Microbial communities play a vital role in most processes in the biosphere and are essential for solving present and future environmental challenges. Examples include the impact of the human microbiome on health and disease, the discovery of new antibiotics, and turning waste products into valuables. In essence, life would rapidly cease to exist in a world without microbes. However, given the large difficulties in isolating individual microbes, the majority of microbes remain undescribed; also known as the “microbial dark matter”. In the past 10 years, new methods have revolutionized our access to the genomes of microbial dark matter and have sparked an explosion of new fundamental discoveries based on genomic evidence.

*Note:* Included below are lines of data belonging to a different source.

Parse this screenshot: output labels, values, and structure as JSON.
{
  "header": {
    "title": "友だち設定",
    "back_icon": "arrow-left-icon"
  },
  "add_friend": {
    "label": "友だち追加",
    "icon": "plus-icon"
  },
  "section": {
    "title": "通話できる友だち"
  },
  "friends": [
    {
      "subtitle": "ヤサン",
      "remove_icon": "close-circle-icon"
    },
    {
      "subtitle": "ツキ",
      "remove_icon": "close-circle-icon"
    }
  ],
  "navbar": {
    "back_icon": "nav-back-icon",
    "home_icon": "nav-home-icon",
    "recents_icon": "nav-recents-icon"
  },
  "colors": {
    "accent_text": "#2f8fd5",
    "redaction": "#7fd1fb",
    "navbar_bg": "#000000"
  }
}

Despite the fundamental discoveries enabled by new methods, we are still far from having a meaningful genomic representation of the tree of life. This can be underlined by the fact that the microbial species diversity in nature is vast, with estimates of millions to billions or even trillions of species. This is in stark contrast to the 47,894 prokaryotic species in the genome databases(GTDB v. 202). In our current Villum Synergy Initiator project we have demonstrated how the integration of state-of-the-art long-read DNA sequencing and graph-based deep learning can go beyond the current state of the art in bacterial genome recovery. Our new platform has the potential to supercharge genome recovery of microbial dark matter, and in this project, we want to realize that potential. Furthermore, we will develop novel tools to handle microbial genome data at an unprecedented scale and their integration with heterogeneous environmental data to enable an understanding of how biodiversity is shaped by the environment.
Therefore, the objectives of the DarkScience project are to develop new methods and approaches that enable access and analysis of microbial dark matter and their interaction with the environment.
1: Develop new binning features to separate microbial genomes by species-specific modified nucleotide signatures in the raw Nanopore DNA sequencing signal.
2: Supercharge microbial genome recovery by the development of novel graph-based machine learning binning frameworks.
3: Enable novel perspectives of analysis and make data and results accessible through the integration of heterogeneous external data with bacterial genome data at scale.
4: Identify natural drives of bacterial biodiversity by exploring hidden links between microbial genome diversity and environmental data.